For Drake’s law firm, many of his clients file the Articles of Organization themselves and then schedule a consultation with him for a compliance check, where he’ll go over things like getting their business license, obtaining an EIN, and ensuring they’re properly separating business and personal finances. They may also hire him to create their operating agreement.
The process of incorporating a business (becoming a corporation) is more complicated than forming an LLC, so hiring an experienced attorney is in your best interest.
So if you decide to hire a lawyer to help with your business formation, what should you look for? Drake recommends asking for a referral and finding someone you like who’s transparent about their process and rates. To save money, ideally, you’ll hire an attorney who will advise you on how to do the LLC formation yourself—but Drake says that’s uncommon. Instead, you’ll typically find law firms with flat-rate packages, such as an LLC formation package, or law firms that charge an hourly rate and don’t necessarily give an estimate of how many hours they expect to take. And as he points out, if you’re only making $30,000 a year, hiring a lawyer who’s going to charge you $2,000 probably isn’t a good deal for you.
When I was looking for a lawyer who understood creative online businesses, I found Braden Drake Law by searching my Facebook business groups for recommendations. So if you’re having a hard time finding an attorney who’s the right fit for you, try asking an entrepreneur in your industry who they’d recommend.
Which Business Structure Will You Choose?
Now that you’ve gotten more information about business structures and how to incorporate a business, which route will you take?
A sole proprietorship is undoubtedly the easiest to set up, as it doesn’t require any paperwork, but it lacks liability protection.

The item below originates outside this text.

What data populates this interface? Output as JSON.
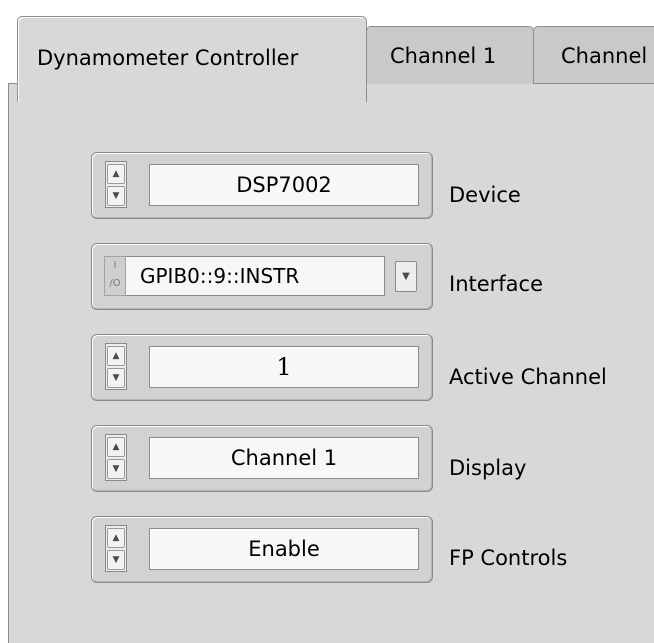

An LLC requires filing Articles of Organization with the state, but will protect your personal assets should you get sued (as long as you maintain your corporate veil). And a corporation demands the most paperwork and formalities of all the structures, but it is practically essential if you want to attract investors or go public.
At the end of the day, here’s Drake’s take on business formation: “It’s funny because there are all these different issues and people get really carried away Googling it, but 95% of the time, the advice is going to be ‘form an LLC in your home state,’ and then once you’re making enough money, elect for your LLC to be taxed as an S corporation.”
Regardless of which business structure you choose, there are some commonalities:
- When coming up with a business name, make sure someone else doesn’t already have that name or something too similar to it, as you don’t want to infringe on an existing trademark.
- You should keep personal and business finances separate. Even if you’re a sole proprietor and there’s nothing illegal about commingling funds, it becomes a headache if you do that and then need to clean up your books come tax time.
- If you are operating your business under a name that is not your legal name or is not the name of your LLC or corporation, you’ll likely need to register your fictitious business name. Some states don’t require this. Here’s a list of DBA (doing business as) requirements by state.
- You’ll probably need to obtain licenses and/or permits at the city, county, state, or even federal level. Even if you’re a freelance graphic designer operating as a sole proprietorship, your city or county may want you to obtain a business license.
Alright, I know you didn’t start your business because you love all the legal and tax considerations involved in setting up a company, but hey, that’s part of being an entrepreneur. The great news is you don’t have to figure out how to incorporate a business all on your own. Finding an experienced attorney to advise you is worth its weight in gold!
Which business structure do you operate under, and why did you choose it?